Thank you!! my mind is just going on circles on this one:)

  • Dana
    PS - i never mind too many words… helps me get all the details and see it in action through your storytelling!!

#9

Jumping in here. I have successfully done similar things by creating a Zapier.com integration. This depends on how you get those orders from Zoho -> google sheet -> airtable (and why the intermediary google sheet?)

Zapier should be able to directly connect Zoho to Airtable and then you may just need another field (checkbox?) that is “recurring monthly order” that specifies that this will then be made again and again.

Zapier has a lot of its own triggers that allow it create actions so I could see you using Zapier to add new orders to Airtable (potentially a different base) and then each month look at that base and send ALL the orders in it to the Airtable order base. Since the free tier is limited to 3 steps and 100 zaps/month you may have to be creative about how exactly you move this data.

Most importantly, Zapier is only ONE WAY. So modifications to data are not synced back to the source. Also, most of the triggers are “New Data in Data Source” or something to that effect. There is an airtable trigger called “New Record in a View” so you may be able to play with that (Recurring orders populate out 12 months or more automatically in a “recurring orders table”, and then you change the “make me some orders view” to the next month (MANUALLY :frowning: ) and it creates orders (via Zapier) based on those clients).

This last part seems clunky and prone to error and I bet there are more streamlined ways to do all of what I just suggested.

tl;dr ZAPIER or Automate.io or any number of other API-er services


#10

Aren’t free accounts limited to two-step Zaps? I was under the impression that anything that took input from System A and output it to System B required a paid account. (Triggering on a new record and updating the same record would be two-step.)

@Dana_LaVoie I don’t have any idea how I missed your message originally. Are you still looking for assistance?


#11

But maybe that’s not what you’re talking about?


#12

This is what I thought their current free plan offered.

From their FAQ:

Multi-Step Zap

A single step Zap has one Trigger and one Action. If the Zap has more than one Action or includes Filters or Searches it is considered a Multi-Step Zap and is not available on the Zapier Free plan.

Is that a relatively new account you’re using?


#13

no, i have had this free account for 4 + yrs


#14

Ah, maybe you’ve been grandfathered in at a different level of ‘free’ account.

I knew you’d been working with Zapier for a while, but I thought perhaps the particular account pictured was still in its first two weeks. From online comments from early adopters, it appears there may be any number of legacy free accounts still in play; someone mentioned being on a plan with a five-hour (!) polling interval.

I’ve also discovered it can be difficult to see Zapier’s standard offerings if one is on a legacy or otherwise atypical plan. To access a screen containing the plan definition I posted, I had to log out of my usual account and log in using a secondary account I’m not even sure why I have. (To document how to share Zaps within a workspace, perhaps?) Initially I tried to access the ‘plans’ page from an ‘incognito’ session, but you can’t see actual pricing info unless you’re logged in…

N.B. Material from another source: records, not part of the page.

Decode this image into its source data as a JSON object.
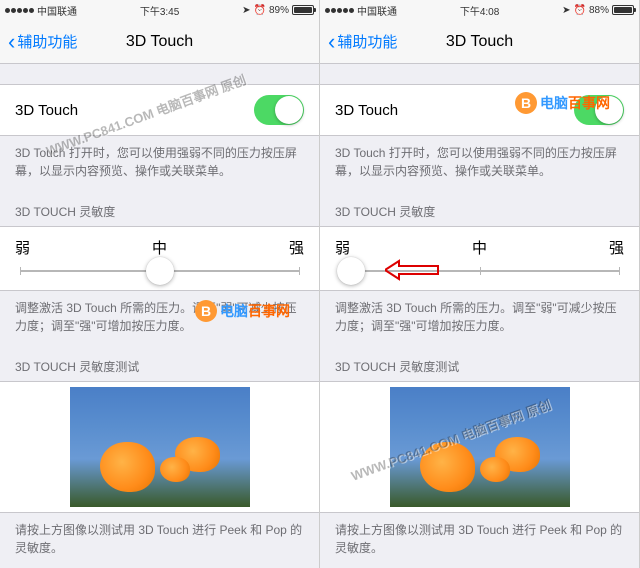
{
  "screens": [
    {
      "status": {
        "carrier": "中国联通",
        "time": "下午3:45",
        "battery_pct": "89%",
        "battery_fill_pct": 89
      },
      "nav": {
        "back_label": "辅助功能",
        "title": "3D Touch"
      },
      "toggle_cell": {
        "label": "3D Touch",
        "on": true
      },
      "toggle_desc": "3D Touch 打开时，您可以使用强弱不同的压力按压屏幕，以显示内容预览、操作或关联菜单。",
      "sensitivity_header": "3D TOUCH 灵敏度",
      "slider": {
        "weak": "弱",
        "mid": "中",
        "strong": "强",
        "thumb_pct": 50
      },
      "sensitivity_desc": "调整激活 3D Touch 所需的压力。调至\"弱\"可减少按压力度；调至\"强\"可增加按压力度。",
      "test_header": "3D TOUCH 灵敏度测试",
      "test_desc": "请按上方图像以测试用 3D Touch 进行 Peek 和 Pop 的灵敏度。",
      "has_arrow": false,
      "watermark_diag": "WWW.PC841.COM 电脑百事网 原创",
      "watermark_logo": {
        "brand1": "电脑",
        "brand2": "百事网"
      }
    },
    {
      "status": {
        "carrier": "中国联通",
        "time": "下午4:08",
        "battery_pct": "88%",
        "battery_fill_pct": 88
      },
      "nav": {
        "back_label": "辅助功能",
        "title": "3D Touch"
      },
      "toggle_cell": {
        "label": "3D Touch",
        "on": true
      },
      "toggle_desc": "3D Touch 打开时，您可以使用强弱不同的压力按压屏幕，以显示内容预览、操作或关联菜单。",
      "sensitivity_header": "3D TOUCH 灵敏度",
      "slider": {
        "weak": "弱",
        "mid": "中",
        "strong": "强",
        "thumb_pct": 4
      },
      "sensitivity_desc": "调整激活 3D Touch 所需的压力。调至\"弱\"可减少按压力度；调至\"强\"可增加按压力度。",
      "test_header": "3D TOUCH 灵敏度测试",
      "test_desc": "请按上方图像以测试用 3D Touch 进行 Peek 和 Pop 的灵敏度。",
      "has_arrow": true,
      "watermark_diag": "WWW.PC841.COM 电脑百事网 原创",
      "watermark_logo": {
        "brand1": "电脑",
        "brand2": "百事网"
      }
    }
  ]
}
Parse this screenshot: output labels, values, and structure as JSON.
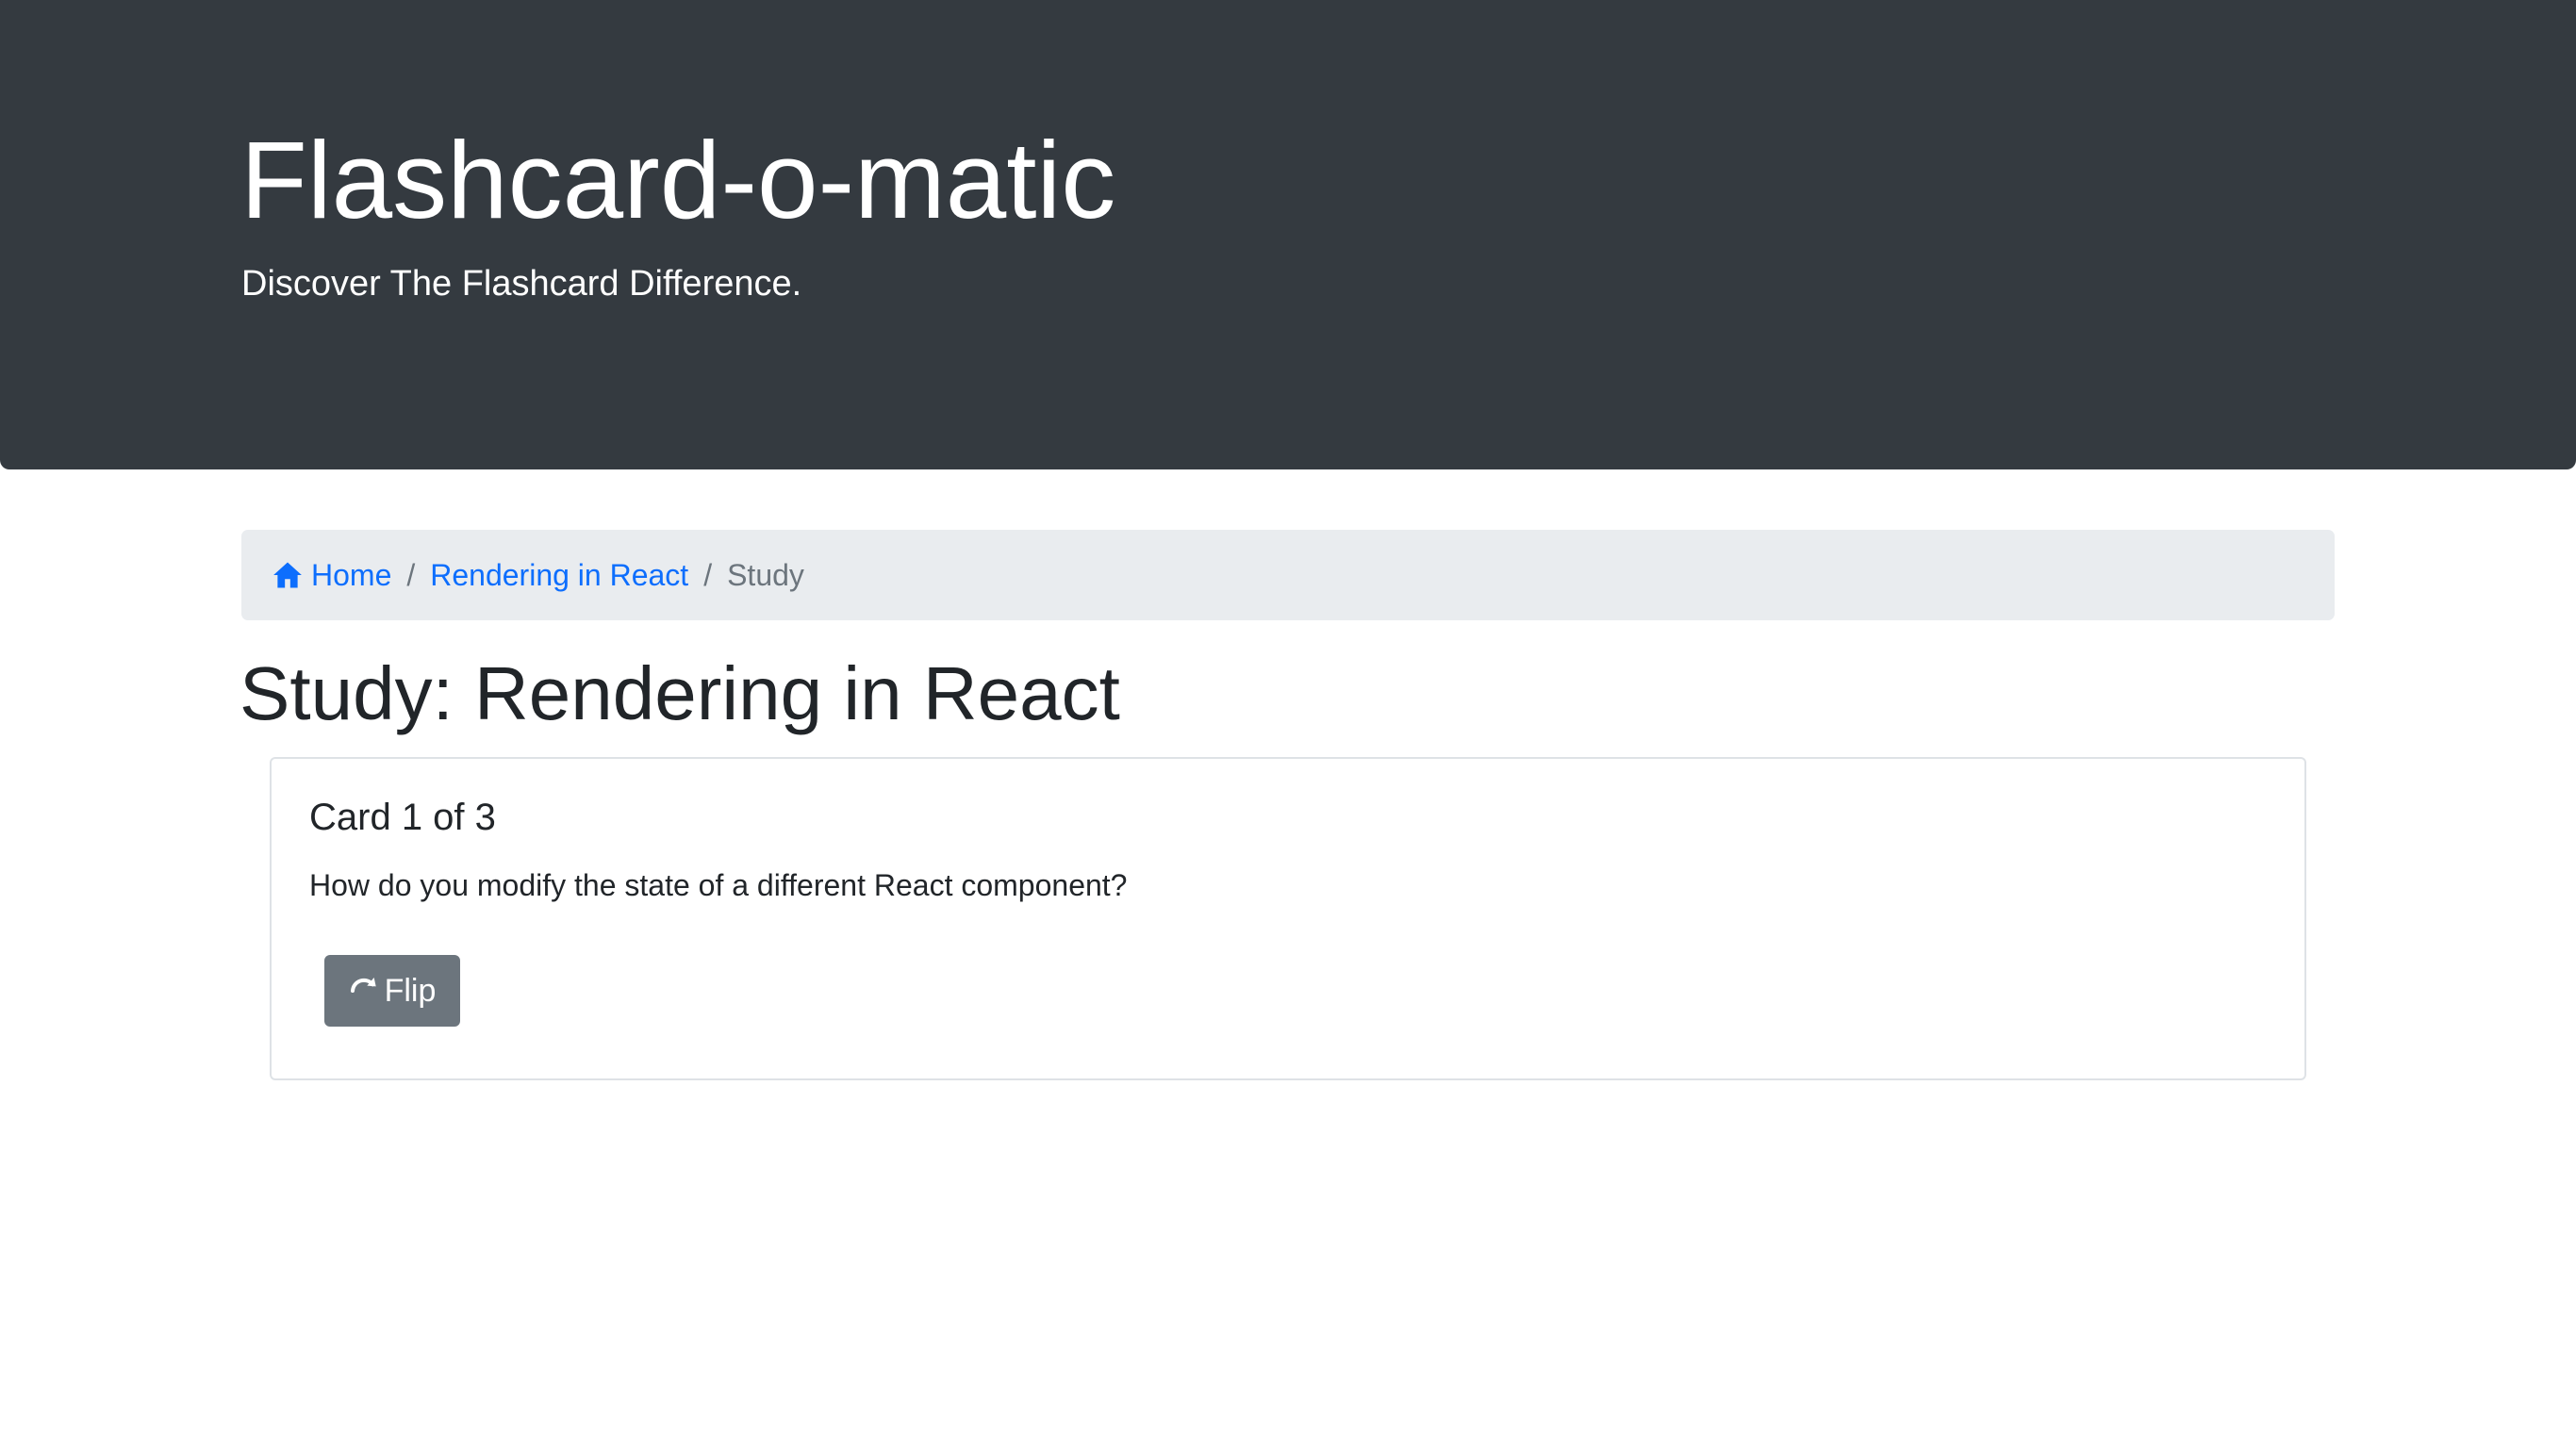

#15

5 hrs!?! That’s not good


#16

Yeah, that was someone who began using Zapier back when it was analog, and the 5-hour comment was made a while back. No doubt he or she has been brought up to parity with everyone else by now.

In my experience, most SaaS (and cloud hosting sites, for that matter) grandfather in accounts with service levels better than comparable current offerings, while older accounts with service levels inferior to those available today are typically improved to match. Which is awfully nice of them, I have to admit.